## [Task details]
Nothing may be left out, so copy every entry exactly.

-- Data to process follows --

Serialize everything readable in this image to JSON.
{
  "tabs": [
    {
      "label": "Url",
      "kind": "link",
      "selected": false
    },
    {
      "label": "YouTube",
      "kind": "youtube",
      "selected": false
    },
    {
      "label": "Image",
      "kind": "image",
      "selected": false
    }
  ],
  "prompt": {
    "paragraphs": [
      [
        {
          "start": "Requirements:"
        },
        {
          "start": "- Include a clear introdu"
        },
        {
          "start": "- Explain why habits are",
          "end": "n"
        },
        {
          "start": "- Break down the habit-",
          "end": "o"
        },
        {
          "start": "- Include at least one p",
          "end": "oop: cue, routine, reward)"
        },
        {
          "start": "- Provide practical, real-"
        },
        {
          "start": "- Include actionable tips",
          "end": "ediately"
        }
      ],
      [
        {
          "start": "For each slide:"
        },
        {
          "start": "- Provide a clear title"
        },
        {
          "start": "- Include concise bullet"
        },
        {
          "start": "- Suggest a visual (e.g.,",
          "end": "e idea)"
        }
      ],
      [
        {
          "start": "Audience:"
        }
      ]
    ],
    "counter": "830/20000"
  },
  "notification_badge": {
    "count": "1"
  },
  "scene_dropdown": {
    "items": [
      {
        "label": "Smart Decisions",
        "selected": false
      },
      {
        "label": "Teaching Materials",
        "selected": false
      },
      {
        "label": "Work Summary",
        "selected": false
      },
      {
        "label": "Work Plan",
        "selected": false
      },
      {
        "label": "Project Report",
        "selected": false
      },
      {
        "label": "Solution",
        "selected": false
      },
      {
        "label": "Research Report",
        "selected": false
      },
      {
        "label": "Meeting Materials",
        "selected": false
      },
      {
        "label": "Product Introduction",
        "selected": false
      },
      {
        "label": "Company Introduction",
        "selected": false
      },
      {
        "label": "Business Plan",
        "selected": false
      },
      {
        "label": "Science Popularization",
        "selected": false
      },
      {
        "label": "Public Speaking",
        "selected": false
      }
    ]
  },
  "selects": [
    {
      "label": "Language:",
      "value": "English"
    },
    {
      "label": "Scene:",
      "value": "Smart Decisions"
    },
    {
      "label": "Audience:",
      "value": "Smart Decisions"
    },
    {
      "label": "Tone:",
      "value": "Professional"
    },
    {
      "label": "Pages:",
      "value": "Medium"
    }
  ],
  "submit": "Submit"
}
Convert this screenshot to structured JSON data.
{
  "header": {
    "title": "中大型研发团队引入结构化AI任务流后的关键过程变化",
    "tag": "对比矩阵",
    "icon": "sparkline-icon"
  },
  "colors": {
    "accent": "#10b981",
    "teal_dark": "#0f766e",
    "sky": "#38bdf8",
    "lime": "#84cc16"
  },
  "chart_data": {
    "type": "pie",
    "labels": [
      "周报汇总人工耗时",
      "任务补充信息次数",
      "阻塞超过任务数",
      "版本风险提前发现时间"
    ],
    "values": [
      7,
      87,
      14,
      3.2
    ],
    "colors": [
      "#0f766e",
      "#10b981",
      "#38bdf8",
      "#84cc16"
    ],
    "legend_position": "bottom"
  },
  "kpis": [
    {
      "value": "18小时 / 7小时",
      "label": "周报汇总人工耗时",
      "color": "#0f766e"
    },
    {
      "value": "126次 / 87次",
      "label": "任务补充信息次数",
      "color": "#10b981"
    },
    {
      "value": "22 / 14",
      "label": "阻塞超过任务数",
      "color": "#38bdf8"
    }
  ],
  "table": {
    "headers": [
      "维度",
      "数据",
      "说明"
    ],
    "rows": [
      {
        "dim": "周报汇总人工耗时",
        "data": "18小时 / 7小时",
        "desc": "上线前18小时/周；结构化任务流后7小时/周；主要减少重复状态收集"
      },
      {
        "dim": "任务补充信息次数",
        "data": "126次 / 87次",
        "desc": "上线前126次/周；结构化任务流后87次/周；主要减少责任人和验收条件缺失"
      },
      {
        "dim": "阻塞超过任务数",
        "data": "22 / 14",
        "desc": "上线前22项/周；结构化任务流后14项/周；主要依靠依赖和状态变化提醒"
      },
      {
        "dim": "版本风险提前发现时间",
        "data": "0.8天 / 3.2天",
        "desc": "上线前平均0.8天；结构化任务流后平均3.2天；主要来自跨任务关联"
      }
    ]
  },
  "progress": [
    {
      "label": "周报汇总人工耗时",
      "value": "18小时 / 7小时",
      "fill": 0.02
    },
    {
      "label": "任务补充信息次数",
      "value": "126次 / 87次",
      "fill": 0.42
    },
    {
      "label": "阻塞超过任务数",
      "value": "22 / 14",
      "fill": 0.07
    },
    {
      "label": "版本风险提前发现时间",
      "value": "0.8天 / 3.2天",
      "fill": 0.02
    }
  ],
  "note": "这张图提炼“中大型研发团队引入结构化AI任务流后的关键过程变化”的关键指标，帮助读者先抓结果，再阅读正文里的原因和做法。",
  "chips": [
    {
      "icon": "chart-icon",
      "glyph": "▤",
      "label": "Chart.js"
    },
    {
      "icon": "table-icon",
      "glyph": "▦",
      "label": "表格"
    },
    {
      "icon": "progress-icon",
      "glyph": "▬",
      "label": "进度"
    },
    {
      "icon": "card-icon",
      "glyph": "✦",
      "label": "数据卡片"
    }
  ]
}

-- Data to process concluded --

## [Exercise output]
Serialize everything readable in this image to JSON.
{
  "tabs": [
    {
      "label": "Url",
      "kind": "link",
      "selected": false
    },
    {
      "label": "YouTube",
      "kind": "youtube",
      "selected": false
    },
    {
      "label": "Image",
      "kind": "image",
      "selected": false
    }
  ],
  "prompt": {
    "paragraphs": [
      [
        {
          "start": "Requirements:"
        },
        {
          "start": "- Include a clear introdu"
        },
        {
          "start": "- Explain why habits are",
          "end": "n"
        },
        {
          "start": "- Break down the habit-",
          "end": "o"
        },
        {
          "start": "- Include at least one p",
          "end": "oop: cue, routine, reward)"
        },
        {
          "start": "- Provide practical, real-"
        },
        {
          "start": "- Include actionable tips",
          "end": "ediately"
        }
      ],
      [
        {
          "start": "For each slide:"
        },
        {
          "start": "- Provide a clear title"
        },
        {
          "start": "- Include concise bullet"
        },
        {
          "start": "- Suggest a visual (e.g.,",
          "end": "e idea)"
        }
      ],
      [
        {
          "start": "Audience:"
        }
      ]
    ],
    "counter": "830/20000"
  },
  "notification_badge": {
    "count": "1"
  },
  "scene_dropdown": {
    "items": [
      {
        "label": "Smart Decisions",
        "selected": false
      },
      {
        "label": "Teaching Materials",
        "selected": false
      },
      {
        "label": "Work Summary",
        "selected": false
      },
      {
        "label": "Work Plan",
        "selected": false
      },
      {
        "label": "Project Report",
        "selected": false
      },
      {
        "label": "Solution",
        "selected": false
      },
      {
        "label": "Research Report",
        "selected": false
      },
      {
        "label": "Meeting Materials",
        "selected": false
      },
      {
        "label": "Product Introduction",
        "selected": false
      },
      {
        "label": "Company Introduction",
        "selected": false
      },
      {
        "label": "Business Plan",
        "selected": false
      },
      {
        "label": "Science Popularization",
        "selected": false
      },
      {
        "label": "Public Speaking",
        "selected": false
      }
    ]
  },
  "selects": [
    {
      "label": "Language:",
      "value": "English"
    },
    {
      "label": "Scene:",
      "value": "Smart Decisions"
    },
    {
      "label": "Audience:",
      "value": "Smart Decisions"
    },
    {
      "label": "Tone:",
      "value": "Professional"
    },
    {
      "label": "Pages:",
      "value": "Medium"
    }
  ],
  "submit": "Submit"
}
Convert this screenshot to structured JSON data.
{
  "header": {
    "title": "中大型研发团队引入结构化AI任务流后的关键过程变化",
    "tag": "对比矩阵",
    "icon": "sparkline-icon"
  },
  "colors": {
    "accent": "#10b981",
    "teal_dark": "#0f766e",
    "sky": "#38bdf8",
    "lime": "#84cc16"
  },
  "chart_data": {
    "type": "pie",
    "labels": [
      "周报汇总人工耗时",
      "任务补充信息次数",
      "阻塞超过任务数",
      "版本风险提前发现时间"
    ],
    "values": [
      7,
      87,
      14,
      3.2
    ],
    "colors": [
      "#0f766e",
      "#10b981",
      "#38bdf8",
      "#84cc16"
    ],
    "legend_position": "bottom"
  },
  "kpis": [
    {
      "value": "18小时 / 7小时",
      "label": "周报汇总人工耗时",
      "color": "#0f766e"
    },
    {
      "value": "126次 / 87次",
      "label": "任务补充信息次数",
      "color": "#10b981"
    },
    {
      "value": "22 / 14",
      "label": "阻塞超过任务数",
      "color": "#38bdf8"
    }
  ],
  "table": {
    "headers": [
      "维度",
      "数据",
      "说明"
    ],
    "rows": [
      {
        "dim": "周报汇总人工耗时",
        "data": "18小时 / 7小时",
        "desc": "上线前18小时/周；结构化任务流后7小时/周；主要减少重复状态收集"
      },
      {
        "dim": "任务补充信息次数",
        "data": "126次 / 87次",
        "desc": "上线前126次/周；结构化任务流后87次/周；主要减少责任人和验收条件缺失"
      },
      {
        "dim": "阻塞超过任务数",
        "data": "22 / 14",
        "desc": "上线前22项/周；结构化任务流后14项/周；主要依靠依赖和状态变化提醒"
      },
      {
        "dim": "版本风险提前发现时间",
        "data": "0.8天 / 3.2天",
        "desc": "上线前平均0.8天；结构化任务流后平均3.2天；主要来自跨任务关联"
      }
    ]
  },
  "progress": [
    {
      "label": "周报汇总人工耗时",
      "value": "18小时 / 7小时",
      "fill": 0.02
    },
    {
      "label": "任务补充信息次数",
      "value": "126次 / 87次",
      "fill": 0.42
    },
    {
      "label": "阻塞超过任务数",
      "value": "22 / 14",
      "fill": 0.07
    },
    {
      "label": "版本风险提前发现时间",
      "value": "0.8天 / 3.2天",
      "fill": 0.02
    }
  ],
  "note": "这张图提炼“中大型研发团队引入结构化AI任务流后的关键过程变化”的关键指标，帮助读者先抓结果，再阅读正文里的原因和做法。",
  "chips": [
    {
      "icon": "chart-icon",
      "glyph": "▤",
      "label": "Chart.js"
    },
    {
      "icon": "table-icon",
      "glyph": "▦",
      "label": "表格"
    },
    {
      "icon": "progress-icon",
      "glyph": "▬",
      "label": "进度"
    },
    {
      "icon": "card-icon",
      "glyph": "✦",
      "label": "数据卡片"
    }
  ]
}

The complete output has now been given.